INPUT START
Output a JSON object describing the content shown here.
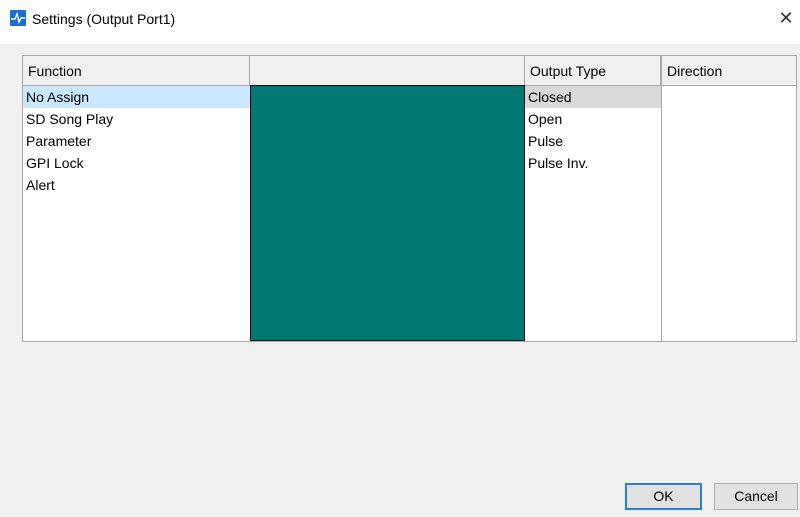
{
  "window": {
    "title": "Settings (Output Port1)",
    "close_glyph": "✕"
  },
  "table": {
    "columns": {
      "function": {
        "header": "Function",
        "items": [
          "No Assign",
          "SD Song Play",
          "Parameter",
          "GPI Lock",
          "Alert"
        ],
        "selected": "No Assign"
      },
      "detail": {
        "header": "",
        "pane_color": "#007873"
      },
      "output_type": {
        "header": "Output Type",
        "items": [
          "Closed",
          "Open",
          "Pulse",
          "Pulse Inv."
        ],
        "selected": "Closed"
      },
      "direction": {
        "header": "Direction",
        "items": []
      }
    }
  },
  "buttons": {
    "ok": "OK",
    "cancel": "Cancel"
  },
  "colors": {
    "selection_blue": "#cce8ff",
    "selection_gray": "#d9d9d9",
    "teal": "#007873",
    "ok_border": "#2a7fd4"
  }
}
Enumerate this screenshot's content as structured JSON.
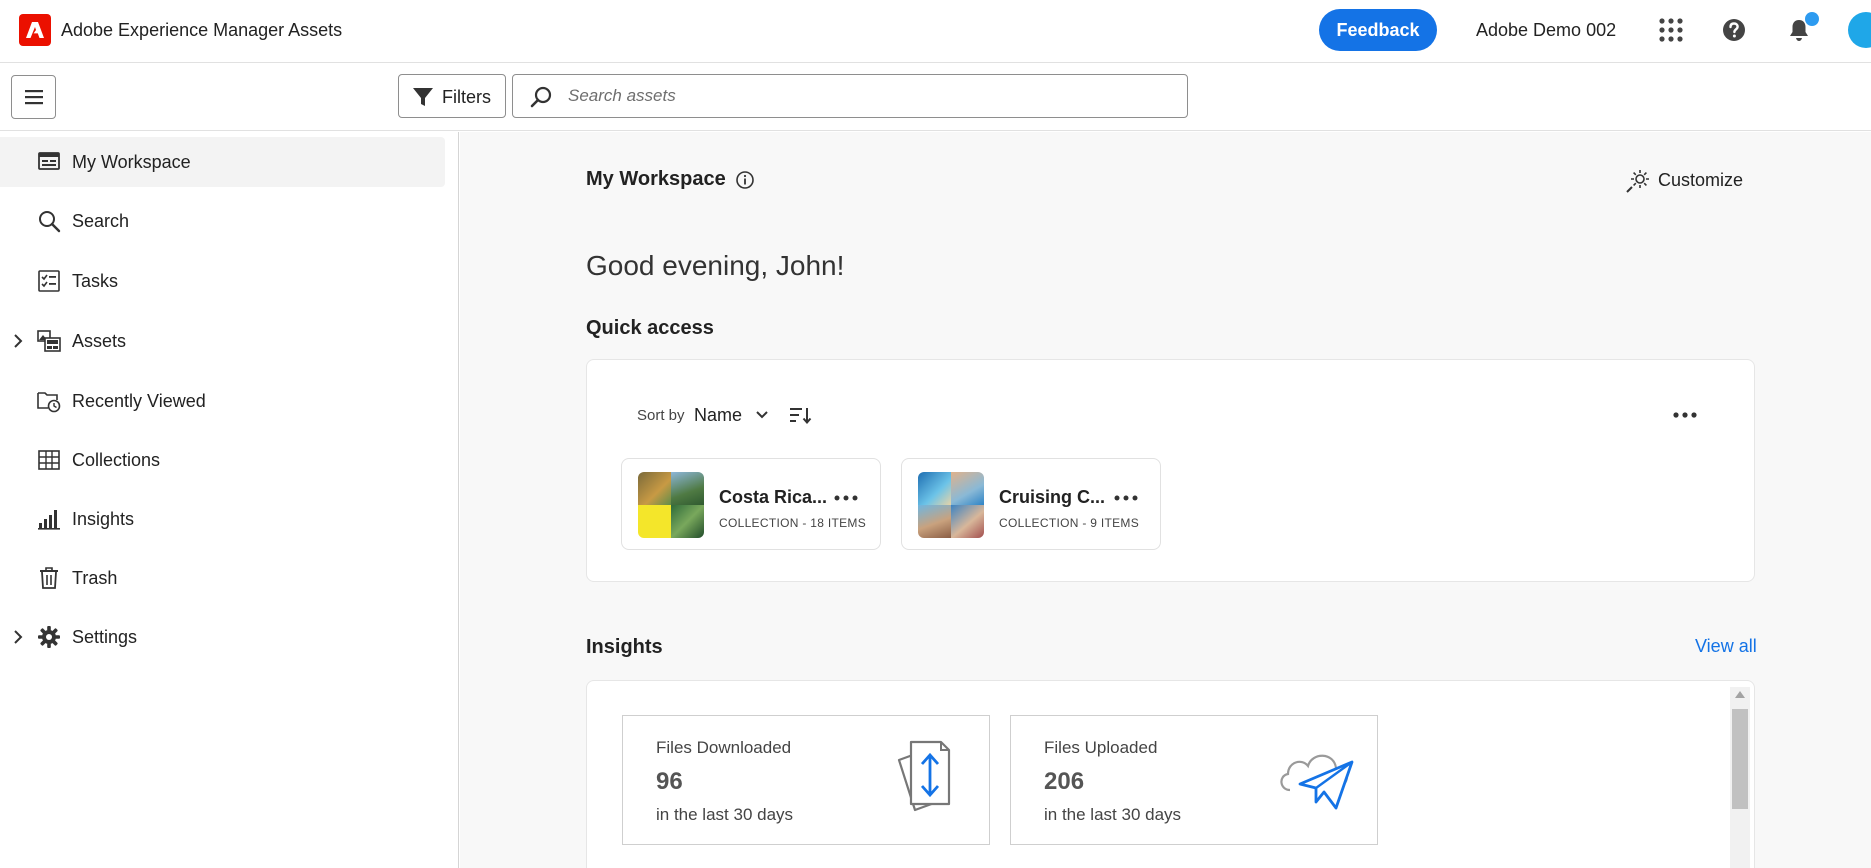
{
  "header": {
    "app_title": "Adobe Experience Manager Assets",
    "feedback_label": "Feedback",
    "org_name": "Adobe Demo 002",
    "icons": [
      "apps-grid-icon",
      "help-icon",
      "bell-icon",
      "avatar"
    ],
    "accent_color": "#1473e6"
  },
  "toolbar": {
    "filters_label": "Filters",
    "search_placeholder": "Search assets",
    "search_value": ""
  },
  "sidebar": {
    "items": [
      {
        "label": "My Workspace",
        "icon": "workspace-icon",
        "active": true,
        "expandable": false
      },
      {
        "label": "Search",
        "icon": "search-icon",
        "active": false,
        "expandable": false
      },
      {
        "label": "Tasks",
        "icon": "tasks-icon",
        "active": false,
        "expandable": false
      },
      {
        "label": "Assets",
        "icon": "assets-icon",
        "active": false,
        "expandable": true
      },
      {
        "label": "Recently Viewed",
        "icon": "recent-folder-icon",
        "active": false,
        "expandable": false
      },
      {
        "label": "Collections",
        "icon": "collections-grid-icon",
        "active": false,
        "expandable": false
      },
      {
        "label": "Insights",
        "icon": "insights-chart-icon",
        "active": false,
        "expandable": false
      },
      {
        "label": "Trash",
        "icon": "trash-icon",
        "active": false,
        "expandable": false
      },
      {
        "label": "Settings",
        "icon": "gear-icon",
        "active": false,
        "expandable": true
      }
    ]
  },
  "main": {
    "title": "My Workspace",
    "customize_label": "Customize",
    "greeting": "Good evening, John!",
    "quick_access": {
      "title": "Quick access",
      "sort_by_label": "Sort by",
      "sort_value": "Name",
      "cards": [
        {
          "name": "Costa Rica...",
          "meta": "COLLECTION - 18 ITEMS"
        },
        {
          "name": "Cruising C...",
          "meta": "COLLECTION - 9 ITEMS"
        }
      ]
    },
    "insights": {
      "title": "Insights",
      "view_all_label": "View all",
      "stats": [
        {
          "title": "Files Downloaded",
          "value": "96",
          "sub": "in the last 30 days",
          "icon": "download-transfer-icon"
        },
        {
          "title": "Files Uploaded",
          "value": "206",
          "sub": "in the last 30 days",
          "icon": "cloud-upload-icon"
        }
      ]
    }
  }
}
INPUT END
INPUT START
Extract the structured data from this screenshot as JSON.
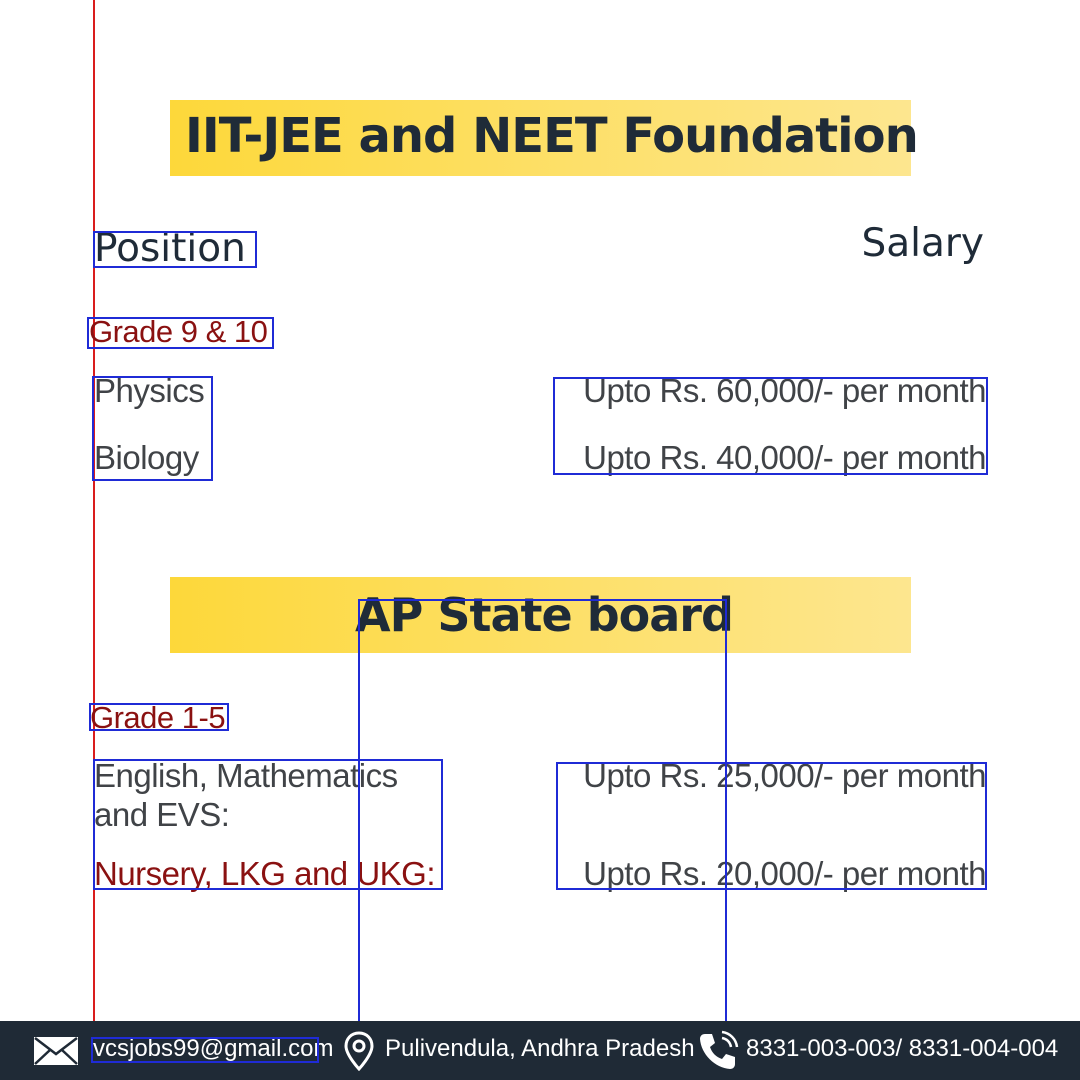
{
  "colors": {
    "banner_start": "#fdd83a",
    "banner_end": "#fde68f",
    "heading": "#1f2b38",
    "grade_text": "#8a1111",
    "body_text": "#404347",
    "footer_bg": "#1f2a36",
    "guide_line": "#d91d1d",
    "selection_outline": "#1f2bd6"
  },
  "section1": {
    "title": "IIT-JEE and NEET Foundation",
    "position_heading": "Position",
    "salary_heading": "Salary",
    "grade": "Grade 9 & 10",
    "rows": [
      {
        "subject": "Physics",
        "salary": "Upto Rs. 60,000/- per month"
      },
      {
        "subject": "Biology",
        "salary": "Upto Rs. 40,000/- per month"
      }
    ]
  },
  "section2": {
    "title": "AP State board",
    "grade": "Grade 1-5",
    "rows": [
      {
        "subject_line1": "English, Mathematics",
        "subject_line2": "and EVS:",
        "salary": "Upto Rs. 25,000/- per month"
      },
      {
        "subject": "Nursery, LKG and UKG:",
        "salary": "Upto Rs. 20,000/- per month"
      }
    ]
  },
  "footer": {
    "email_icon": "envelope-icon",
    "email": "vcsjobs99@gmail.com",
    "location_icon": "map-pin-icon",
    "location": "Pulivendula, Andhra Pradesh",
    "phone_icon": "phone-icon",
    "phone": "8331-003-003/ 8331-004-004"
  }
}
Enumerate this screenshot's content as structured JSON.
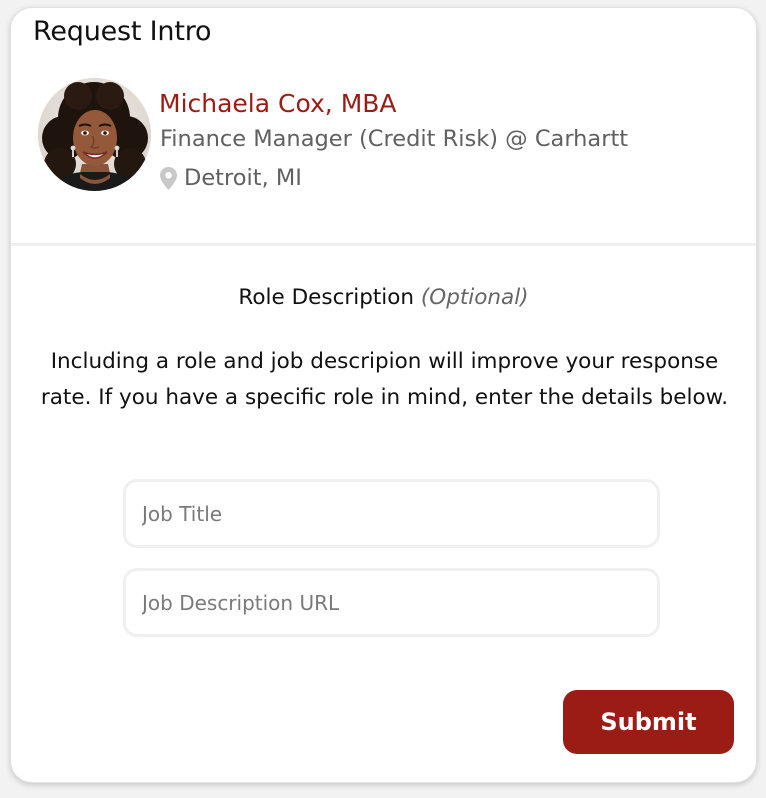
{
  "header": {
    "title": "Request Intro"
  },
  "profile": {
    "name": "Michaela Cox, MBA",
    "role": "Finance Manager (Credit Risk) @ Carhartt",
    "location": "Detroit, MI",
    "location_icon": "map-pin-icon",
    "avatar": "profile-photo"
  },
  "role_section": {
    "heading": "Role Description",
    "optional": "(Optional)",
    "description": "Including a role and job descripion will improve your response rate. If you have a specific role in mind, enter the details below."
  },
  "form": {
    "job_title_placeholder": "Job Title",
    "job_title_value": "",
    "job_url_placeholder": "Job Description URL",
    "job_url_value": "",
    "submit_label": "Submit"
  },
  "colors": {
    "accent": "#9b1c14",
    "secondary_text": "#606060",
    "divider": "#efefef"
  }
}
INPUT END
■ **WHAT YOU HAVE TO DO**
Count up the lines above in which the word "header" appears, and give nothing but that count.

■ **RESPONSE BELOW**
6